Records drawn from a dataset:
_ _ _ _ _

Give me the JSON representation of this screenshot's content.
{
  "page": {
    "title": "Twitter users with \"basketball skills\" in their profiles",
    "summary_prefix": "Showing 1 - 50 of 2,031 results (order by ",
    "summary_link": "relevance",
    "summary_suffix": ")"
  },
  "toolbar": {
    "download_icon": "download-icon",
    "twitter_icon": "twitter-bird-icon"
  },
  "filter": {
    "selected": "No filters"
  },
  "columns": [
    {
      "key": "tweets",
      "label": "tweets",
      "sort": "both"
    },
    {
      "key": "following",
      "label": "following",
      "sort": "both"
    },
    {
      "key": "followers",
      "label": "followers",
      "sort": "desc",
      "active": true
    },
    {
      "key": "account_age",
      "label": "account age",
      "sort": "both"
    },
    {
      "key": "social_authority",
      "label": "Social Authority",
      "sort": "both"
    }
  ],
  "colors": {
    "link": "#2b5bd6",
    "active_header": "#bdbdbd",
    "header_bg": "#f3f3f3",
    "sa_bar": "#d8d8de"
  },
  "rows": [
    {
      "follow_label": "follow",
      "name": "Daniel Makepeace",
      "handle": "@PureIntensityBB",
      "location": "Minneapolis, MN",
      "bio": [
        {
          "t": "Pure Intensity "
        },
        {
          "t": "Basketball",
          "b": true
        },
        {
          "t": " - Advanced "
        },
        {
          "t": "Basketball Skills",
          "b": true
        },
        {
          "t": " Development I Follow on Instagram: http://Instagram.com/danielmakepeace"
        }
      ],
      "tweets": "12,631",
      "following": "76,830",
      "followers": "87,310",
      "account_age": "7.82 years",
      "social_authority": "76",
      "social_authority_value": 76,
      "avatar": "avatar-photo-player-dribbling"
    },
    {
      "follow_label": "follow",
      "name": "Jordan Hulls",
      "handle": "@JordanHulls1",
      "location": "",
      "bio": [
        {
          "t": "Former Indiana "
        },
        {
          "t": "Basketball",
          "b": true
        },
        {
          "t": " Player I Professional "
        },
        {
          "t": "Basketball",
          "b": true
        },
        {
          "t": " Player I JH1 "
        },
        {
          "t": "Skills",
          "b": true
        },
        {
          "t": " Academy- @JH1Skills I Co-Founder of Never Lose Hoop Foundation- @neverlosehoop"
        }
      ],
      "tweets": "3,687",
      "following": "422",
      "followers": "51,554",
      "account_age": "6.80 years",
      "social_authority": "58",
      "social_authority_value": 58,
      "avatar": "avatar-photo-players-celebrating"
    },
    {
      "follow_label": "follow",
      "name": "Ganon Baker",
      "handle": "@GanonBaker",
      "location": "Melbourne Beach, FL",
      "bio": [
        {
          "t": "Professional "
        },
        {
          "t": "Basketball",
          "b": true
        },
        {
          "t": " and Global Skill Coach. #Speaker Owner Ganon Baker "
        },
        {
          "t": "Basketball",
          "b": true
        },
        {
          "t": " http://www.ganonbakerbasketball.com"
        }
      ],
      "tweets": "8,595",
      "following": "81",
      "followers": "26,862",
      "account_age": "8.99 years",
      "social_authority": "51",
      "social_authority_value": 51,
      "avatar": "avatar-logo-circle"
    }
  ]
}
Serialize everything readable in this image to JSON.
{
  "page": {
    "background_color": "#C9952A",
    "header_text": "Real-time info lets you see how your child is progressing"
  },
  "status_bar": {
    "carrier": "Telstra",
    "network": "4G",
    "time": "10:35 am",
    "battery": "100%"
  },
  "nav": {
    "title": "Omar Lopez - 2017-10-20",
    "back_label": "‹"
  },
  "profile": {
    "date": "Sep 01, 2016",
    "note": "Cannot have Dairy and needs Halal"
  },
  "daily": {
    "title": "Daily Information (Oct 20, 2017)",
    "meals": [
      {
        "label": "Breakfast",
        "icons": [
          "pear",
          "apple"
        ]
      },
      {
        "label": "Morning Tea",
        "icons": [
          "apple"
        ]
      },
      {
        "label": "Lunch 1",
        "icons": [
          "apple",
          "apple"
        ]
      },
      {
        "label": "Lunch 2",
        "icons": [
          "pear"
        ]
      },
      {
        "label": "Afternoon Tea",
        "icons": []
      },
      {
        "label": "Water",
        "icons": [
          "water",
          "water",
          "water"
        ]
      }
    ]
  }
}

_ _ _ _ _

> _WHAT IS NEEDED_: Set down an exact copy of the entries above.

> _RESPONSE AREA_:
Give me the JSON representation of this screenshot's content.
{
  "page": {
    "title": "Twitter users with \"basketball skills\" in their profiles",
    "summary_prefix": "Showing 1 - 50 of 2,031 results (order by ",
    "summary_link": "relevance",
    "summary_suffix": ")"
  },
  "toolbar": {
    "download_icon": "download-icon",
    "twitter_icon": "twitter-bird-icon"
  },
  "filter": {
    "selected": "No filters"
  },
  "columns": [
    {
      "key": "tweets",
      "label": "tweets",
      "sort": "both"
    },
    {
      "key": "following",
      "label": "following",
      "sort": "both"
    },
    {
      "key": "followers",
      "label": "followers",
      "sort": "desc",
      "active": true
    },
    {
      "key": "account_age",
      "label": "account age",
      "sort": "both"
    },
    {
      "key": "social_authority",
      "label": "Social Authority",
      "sort": "both"
    }
  ],
  "colors": {
    "link": "#2b5bd6",
    "active_header": "#bdbdbd",
    "header_bg": "#f3f3f3",
    "sa_bar": "#d8d8de"
  },
  "rows": [
    {
      "follow_label": "follow",
      "name": "Daniel Makepeace",
      "handle": "@PureIntensityBB",
      "location": "Minneapolis, MN",
      "bio": [
        {
          "t": "Pure Intensity "
        },
        {
          "t": "Basketball",
          "b": true
        },
        {
          "t": " - Advanced "
        },
        {
          "t": "Basketball Skills",
          "b": true
        },
        {
          "t": " Development I Follow on Instagram: http://Instagram.com/danielmakepeace"
        }
      ],
      "tweets": "12,631",
      "following": "76,830",
      "followers": "87,310",
      "account_age": "7.82 years",
      "social_authority": "76",
      "social_authority_value": 76,
      "avatar": "avatar-photo-player-dribbling"
    },
    {
      "follow_label": "follow",
      "name": "Jordan Hulls",
      "handle": "@JordanHulls1",
      "location": "",
      "bio": [
        {
          "t": "Former Indiana "
        },
        {
          "t": "Basketball",
          "b": true
        },
        {
          "t": " Player I Professional "
        },
        {
          "t": "Basketball",
          "b": true
        },
        {
          "t": " Player I JH1 "
        },
        {
          "t": "Skills",
          "b": true
        },
        {
          "t": " Academy- @JH1Skills I Co-Founder of Never Lose Hoop Foundation- @neverlosehoop"
        }
      ],
      "tweets": "3,687",
      "following": "422",
      "followers": "51,554",
      "account_age": "6.80 years",
      "social_authority": "58",
      "social_authority_value": 58,
      "avatar": "avatar-photo-players-celebrating"
    },
    {
      "follow_label": "follow",
      "name": "Ganon Baker",
      "handle": "@GanonBaker",
      "location": "Melbourne Beach, FL",
      "bio": [
        {
          "t": "Professional "
        },
        {
          "t": "Basketball",
          "b": true
        },
        {
          "t": " and Global Skill Coach. #Speaker Owner Ganon Baker "
        },
        {
          "t": "Basketball",
          "b": true
        },
        {
          "t": " http://www.ganonbakerbasketball.com"
        }
      ],
      "tweets": "8,595",
      "following": "81",
      "followers": "26,862",
      "account_age": "8.99 years",
      "social_authority": "51",
      "social_authority_value": 51,
      "avatar": "avatar-logo-circle"
    }
  ]
}
Serialize everything readable in this image to JSON.
{
  "page": {
    "background_color": "#C9952A",
    "header_text": "Real-time info lets you see how your child is progressing"
  },
  "status_bar": {
    "carrier": "Telstra",
    "network": "4G",
    "time": "10:35 am",
    "battery": "100%"
  },
  "nav": {
    "title": "Omar Lopez - 2017-10-20",
    "back_label": "‹"
  },
  "profile": {
    "date": "Sep 01, 2016",
    "note": "Cannot have Dairy and needs Halal"
  },
  "daily": {
    "title": "Daily Information (Oct 20, 2017)",
    "meals": [
      {
        "label": "Breakfast",
        "icons": [
          "pear",
          "apple"
        ]
      },
      {
        "label": "Morning Tea",
        "icons": [
          "apple"
        ]
      },
      {
        "label": "Lunch 1",
        "icons": [
          "apple",
          "apple"
        ]
      },
      {
        "label": "Lunch 2",
        "icons": [
          "pear"
        ]
      },
      {
        "label": "Afternoon Tea",
        "icons": []
      },
      {
        "label": "Water",
        "icons": [
          "water",
          "water",
          "water"
        ]
      }
    ]
  }
}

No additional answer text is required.